Every quarter, I mail out a report to the Gramercy area with news and views on the neighborhood’s real estate market. This year, I’m making a digital version available to all! Click the cloud-shaped icon below to download to the whole report, including my market analysis for last quarter (4Q 2018) and predictions for this quarter (1Q 2018).
For those unable to download, I’m also sharing the interior text below:
THE OVERALL MARKET
The 4Q 2018 Manhattan real estate market faced familiar headwinds experienced earlier in the year as buyers hesitated to make decisions despite moderating prices and more availability. Market-wide closed sales declined as potential buyers grappled with a confluence of factors that created uncertainty in the market. Buyers’ concerns included rising mortgage interest rates, tax law reform, volatility in the financial markets, foreign capital restrictions, and political distractions. As a consequence, many prospective buyers are choosing to wait on the sidelines until prices adjust to a more accessible level and other market factors calm down.

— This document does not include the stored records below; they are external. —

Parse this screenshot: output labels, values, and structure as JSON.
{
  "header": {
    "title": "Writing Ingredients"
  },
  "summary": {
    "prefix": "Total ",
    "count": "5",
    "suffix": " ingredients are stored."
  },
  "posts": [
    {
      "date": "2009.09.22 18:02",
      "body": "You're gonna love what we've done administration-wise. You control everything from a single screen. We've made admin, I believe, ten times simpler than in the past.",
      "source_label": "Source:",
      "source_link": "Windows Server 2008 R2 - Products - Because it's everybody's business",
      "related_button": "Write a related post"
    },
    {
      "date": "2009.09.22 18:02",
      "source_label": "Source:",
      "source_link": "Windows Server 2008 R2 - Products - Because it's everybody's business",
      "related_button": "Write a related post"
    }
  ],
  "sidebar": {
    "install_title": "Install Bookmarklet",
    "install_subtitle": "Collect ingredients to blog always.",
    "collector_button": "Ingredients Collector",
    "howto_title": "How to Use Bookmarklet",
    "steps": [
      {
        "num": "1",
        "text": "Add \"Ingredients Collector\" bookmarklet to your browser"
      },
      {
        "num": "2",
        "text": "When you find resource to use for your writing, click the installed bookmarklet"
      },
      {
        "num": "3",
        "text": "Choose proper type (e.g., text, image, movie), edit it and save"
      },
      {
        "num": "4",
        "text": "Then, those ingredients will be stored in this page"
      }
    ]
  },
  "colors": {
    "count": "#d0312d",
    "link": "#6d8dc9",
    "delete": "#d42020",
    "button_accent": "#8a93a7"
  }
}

THE DOWNTOWN MARKET
Downtown sales were flat compared to 2017; however, the downtown market performed better than any other submarket in Manhattan throughout 2018. Although prices of existing homes in cooperatives declined, they outperformed their counterparts in the condominium market. New developments struggled to gain traction across the board due to self-inflicted setbacks: unrealistic pricing.
THE MARKET & GRAMERCY

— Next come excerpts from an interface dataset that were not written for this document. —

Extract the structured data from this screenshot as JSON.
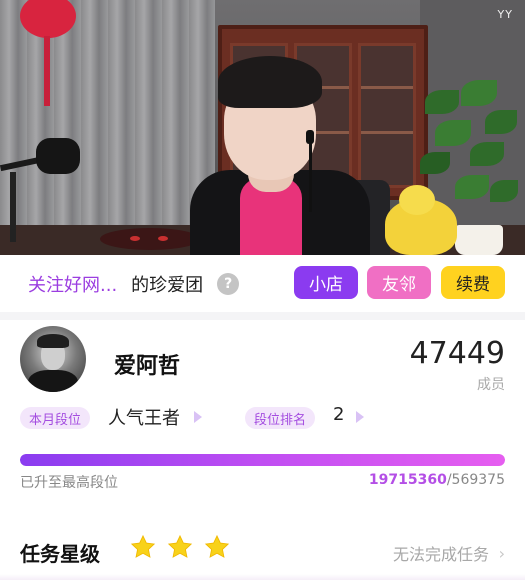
{
  "stream": {
    "watermark": "YY"
  },
  "club_bar": {
    "anchor_name": "关注好网...",
    "club_suffix": "的珍爱团",
    "help_label": "?",
    "buttons": {
      "shop": "小店",
      "neighbor": "友邻",
      "renew": "续费"
    }
  },
  "profile": {
    "username": "爱阿哲",
    "member_count": "47449",
    "member_label": "成员"
  },
  "rank": {
    "month_tag": "本月段位",
    "month_value": "人气王者",
    "rank_tag": "段位排名",
    "rank_value": "2"
  },
  "progress": {
    "note": "已升至最高段位",
    "current": "19715360",
    "separator": "/",
    "target": "569375",
    "fill_fraction": 1.0
  },
  "task": {
    "title": "任务星级",
    "stars": 3,
    "status": "无法完成任务",
    "chevron": "›"
  },
  "colors": {
    "purple": "#8b3bf0",
    "pink": "#f06fc4",
    "yellow": "#ffd21f",
    "star": "#f8d21a"
  }
}
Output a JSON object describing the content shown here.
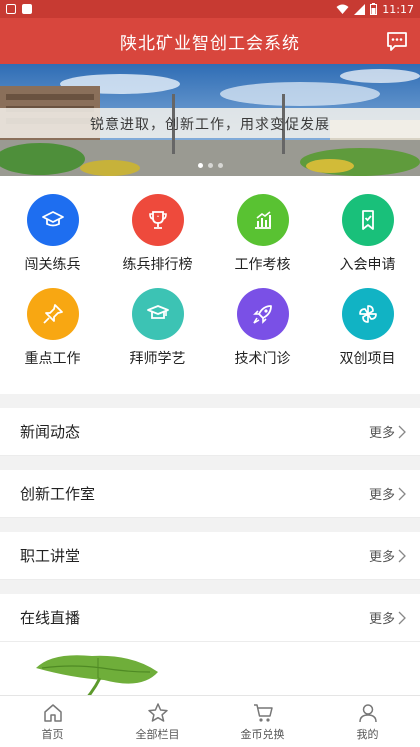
{
  "status_bar": {
    "time": "11:17"
  },
  "header": {
    "title": "陕北矿业智创工会系统",
    "message_icon": "message-icon"
  },
  "banner": {
    "slogan": "锐意进取，创新工作，用求变促发展"
  },
  "grid": [
    {
      "label": "闯关练兵",
      "color": "#1e6ef0",
      "icon": "graduation-cap-icon"
    },
    {
      "label": "练兵排行榜",
      "color": "#ee4a3c",
      "icon": "trophy-icon"
    },
    {
      "label": "工作考核",
      "color": "#59c232",
      "icon": "bar-chart-icon"
    },
    {
      "label": "入会申请",
      "color": "#19c07a",
      "icon": "bookmark-icon"
    },
    {
      "label": "重点工作",
      "color": "#f8a712",
      "icon": "pin-icon"
    },
    {
      "label": "拜师学艺",
      "color": "#3cc3b4",
      "icon": "mortarboard-icon"
    },
    {
      "label": "技术门诊",
      "color": "#7a50e6",
      "icon": "rocket-icon"
    },
    {
      "label": "双创项目",
      "color": "#11b3c4",
      "icon": "pinwheel-icon"
    }
  ],
  "sections": [
    {
      "title": "新闻动态",
      "more": "更多"
    },
    {
      "title": "创新工作室",
      "more": "更多"
    },
    {
      "title": "职工讲堂",
      "more": "更多"
    },
    {
      "title": "在线直播",
      "more": "更多"
    }
  ],
  "bottom_nav": [
    {
      "label": "首页",
      "icon": "home-icon"
    },
    {
      "label": "全部栏目",
      "icon": "star-icon"
    },
    {
      "label": "金币兑换",
      "icon": "cart-icon"
    },
    {
      "label": "我的",
      "icon": "user-icon"
    }
  ]
}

Properly-priced apartments that showed well in all price points on and around Gramercy Park went into contract within a few weeks of being listed. On the other hand, aspirationally-priced apartments continued to linger in prime buildings on and around the Park as with other sub-markets in Manhattan. Although the Downtown market in general and Gramercy Park in particular have fared better than any of the sub-markets, sellers must be aware of the market conditions and price their homes realistically.
INSIGHTS FOR THE NEXT QUARTER
Increasing inventory and lack of urgency among buyers will keep sales flat at least for the first quarter of 2019. Buyers still feel if they wait it out a little longer, prices will fall further. There is no logical rationale for this line of thinking; the overall economy and job market is stronger than it has been in more than a decade and Manhattan has a finite amount of homes available for sale at any given time. In order to achieve success sellers need to temper their expectations and buyers need to get realistic. Transactions are taking place at all price points with savvy buyers and sellers when expectations on both sides are realistic. This is a great market for buyers.